Please write back every entry exactly, character for character.

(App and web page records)

--- START ---

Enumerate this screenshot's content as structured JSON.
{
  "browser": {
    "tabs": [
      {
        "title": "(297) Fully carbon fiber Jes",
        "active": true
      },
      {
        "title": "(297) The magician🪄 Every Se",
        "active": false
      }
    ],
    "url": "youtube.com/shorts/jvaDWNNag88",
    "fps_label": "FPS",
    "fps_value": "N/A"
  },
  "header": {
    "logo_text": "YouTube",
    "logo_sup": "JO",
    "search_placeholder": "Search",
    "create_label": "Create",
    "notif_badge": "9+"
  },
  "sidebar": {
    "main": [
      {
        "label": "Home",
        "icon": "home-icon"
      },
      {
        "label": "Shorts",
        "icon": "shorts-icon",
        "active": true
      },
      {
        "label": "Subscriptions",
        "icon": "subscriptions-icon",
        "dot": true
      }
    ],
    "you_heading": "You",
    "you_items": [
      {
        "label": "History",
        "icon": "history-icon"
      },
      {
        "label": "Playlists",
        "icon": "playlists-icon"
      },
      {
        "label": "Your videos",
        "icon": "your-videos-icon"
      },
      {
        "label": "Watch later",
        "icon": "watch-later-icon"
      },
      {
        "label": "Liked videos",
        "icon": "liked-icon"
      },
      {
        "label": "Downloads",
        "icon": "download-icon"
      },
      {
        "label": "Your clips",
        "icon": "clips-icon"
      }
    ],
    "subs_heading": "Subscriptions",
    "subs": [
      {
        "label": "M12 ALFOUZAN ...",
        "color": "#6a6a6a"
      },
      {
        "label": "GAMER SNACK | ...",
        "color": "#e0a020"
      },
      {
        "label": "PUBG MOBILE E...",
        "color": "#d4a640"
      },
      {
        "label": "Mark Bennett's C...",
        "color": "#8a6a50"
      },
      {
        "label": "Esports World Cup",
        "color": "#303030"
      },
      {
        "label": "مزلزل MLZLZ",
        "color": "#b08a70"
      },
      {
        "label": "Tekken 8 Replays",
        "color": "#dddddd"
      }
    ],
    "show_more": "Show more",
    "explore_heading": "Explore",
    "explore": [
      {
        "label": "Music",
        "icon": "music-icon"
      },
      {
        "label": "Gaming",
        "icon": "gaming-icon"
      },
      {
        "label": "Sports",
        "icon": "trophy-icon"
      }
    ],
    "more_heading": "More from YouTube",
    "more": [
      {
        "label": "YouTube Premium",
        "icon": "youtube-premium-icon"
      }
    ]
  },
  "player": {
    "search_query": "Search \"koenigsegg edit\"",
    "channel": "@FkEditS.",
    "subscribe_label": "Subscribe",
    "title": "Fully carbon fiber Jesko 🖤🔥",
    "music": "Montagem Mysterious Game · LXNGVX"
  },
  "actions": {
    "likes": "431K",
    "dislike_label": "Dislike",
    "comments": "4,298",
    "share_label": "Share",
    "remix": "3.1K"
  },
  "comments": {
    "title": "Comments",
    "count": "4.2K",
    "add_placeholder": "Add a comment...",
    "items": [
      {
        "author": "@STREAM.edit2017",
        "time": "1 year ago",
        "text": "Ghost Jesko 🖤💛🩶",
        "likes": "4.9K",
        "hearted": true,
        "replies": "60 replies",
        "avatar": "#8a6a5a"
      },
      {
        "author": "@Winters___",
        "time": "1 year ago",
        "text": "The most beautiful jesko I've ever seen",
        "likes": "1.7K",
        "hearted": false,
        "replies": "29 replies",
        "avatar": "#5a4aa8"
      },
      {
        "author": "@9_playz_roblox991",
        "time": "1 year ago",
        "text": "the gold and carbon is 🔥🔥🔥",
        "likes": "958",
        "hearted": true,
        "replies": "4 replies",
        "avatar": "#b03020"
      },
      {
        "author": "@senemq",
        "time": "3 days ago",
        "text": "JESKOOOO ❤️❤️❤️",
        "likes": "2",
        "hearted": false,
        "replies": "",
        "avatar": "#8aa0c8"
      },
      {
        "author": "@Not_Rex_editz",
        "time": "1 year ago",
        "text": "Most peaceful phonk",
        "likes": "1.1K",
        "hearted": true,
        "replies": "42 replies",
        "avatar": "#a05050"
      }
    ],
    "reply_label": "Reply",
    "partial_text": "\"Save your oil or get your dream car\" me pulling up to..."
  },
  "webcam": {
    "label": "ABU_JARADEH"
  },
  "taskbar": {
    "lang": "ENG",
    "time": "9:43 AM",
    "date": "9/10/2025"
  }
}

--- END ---

■ **Task output**:
Enumerate this screenshot's content as structured JSON.
{
  "browser": {
    "tabs": [
      {
        "title": "(297) Fully carbon fiber Jes",
        "active": true
      },
      {
        "title": "(297) The magician🪄 Every Se",
        "active": false
      }
    ],
    "url": "youtube.com/shorts/jvaDWNNag88",
    "fps_label": "FPS",
    "fps_value": "N/A"
  },
  "header": {
    "logo_text": "YouTube",
    "logo_sup": "JO",
    "search_placeholder": "Search",
    "create_label": "Create",
    "notif_badge": "9+"
  },
  "sidebar": {
    "main": [
      {
        "label": "Home",
        "icon": "home-icon"
      },
      {
        "label": "Shorts",
        "icon": "shorts-icon",
        "active": true
      },
      {
        "label": "Subscriptions",
        "icon": "subscriptions-icon",
        "dot": true
      }
    ],
    "you_heading": "You",
    "you_items": [
      {
        "label": "History",
        "icon": "history-icon"
      },
      {
        "label": "Playlists",
        "icon": "playlists-icon"
      },
      {
        "label": "Your videos",
        "icon": "your-videos-icon"
      },
      {
        "label": "Watch later",
        "icon": "watch-later-icon"
      },
      {
        "label": "Liked videos",
        "icon": "liked-icon"
      },
      {
        "label": "Downloads",
        "icon": "download-icon"
      },
      {
        "label": "Your clips",
        "icon": "clips-icon"
      }
    ],
    "subs_heading": "Subscriptions",
    "subs": [
      {
        "label": "M12 ALFOUZAN ...",
        "color": "#6a6a6a"
      },
      {
        "label": "GAMER SNACK | ...",
        "color": "#e0a020"
      },
      {
        "label": "PUBG MOBILE E...",
        "color": "#d4a640"
      },
      {
        "label": "Mark Bennett's C...",
        "color": "#8a6a50"
      },
      {
        "label": "Esports World Cup",
        "color": "#303030"
      },
      {
        "label": "مزلزل MLZLZ",
        "color": "#b08a70"
      },
      {
        "label": "Tekken 8 Replays",
        "color": "#dddddd"
      }
    ],
    "show_more": "Show more",
    "explore_heading": "Explore",
    "explore": [
      {
        "label": "Music",
        "icon": "music-icon"
      },
      {
        "label": "Gaming",
        "icon": "gaming-icon"
      },
      {
        "label": "Sports",
        "icon": "trophy-icon"
      }
    ],
    "more_heading": "More from YouTube",
    "more": [
      {
        "label": "YouTube Premium",
        "icon": "youtube-premium-icon"
      }
    ]
  },
  "player": {
    "search_query": "Search \"koenigsegg edit\"",
    "channel": "@FkEditS.",
    "subscribe_label": "Subscribe",
    "title": "Fully carbon fiber Jesko 🖤🔥",
    "music": "Montagem Mysterious Game · LXNGVX"
  },
  "actions": {
    "likes": "431K",
    "dislike_label": "Dislike",
    "comments": "4,298",
    "share_label": "Share",
    "remix": "3.1K"
  },
  "comments": {
    "title": "Comments",
    "count": "4.2K",
    "add_placeholder": "Add a comment...",
    "items": [
      {
        "author": "@STREAM.edit2017",
        "time": "1 year ago",
        "text": "Ghost Jesko 🖤💛🩶",
        "likes": "4.9K",
        "hearted": true,
        "replies": "60 replies",
        "avatar": "#8a6a5a"
      },
      {
        "author": "@Winters___",
        "time": "1 year ago",
        "text": "The most beautiful jesko I've ever seen",
        "likes": "1.7K",
        "hearted": false,
        "replies": "29 replies",
        "avatar": "#5a4aa8"
      },
      {
        "author": "@9_playz_roblox991",
        "time": "1 year ago",
        "text": "the gold and carbon is 🔥🔥🔥",
        "likes": "958",
        "hearted": true,
        "replies": "4 replies",
        "avatar": "#b03020"
      },
      {
        "author": "@senemq",
        "time": "3 days ago",
        "text": "JESKOOOO ❤️❤️❤️",
        "likes": "2",
        "hearted": false,
        "replies": "",
        "avatar": "#8aa0c8"
      },
      {
        "author": "@Not_Rex_editz",
        "time": "1 year ago",
        "text": "Most peaceful phonk",
        "likes": "1.1K",
        "hearted": true,
        "replies": "42 replies",
        "avatar": "#a05050"
      }
    ],
    "reply_label": "Reply",
    "partial_text": "\"Save your oil or get your dream car\" me pulling up to..."
  },
  "webcam": {
    "label": "ABU_JARADEH"
  },
  "taskbar": {
    "lang": "ENG",
    "time": "9:43 AM",
    "date": "9/10/2025"
  }
}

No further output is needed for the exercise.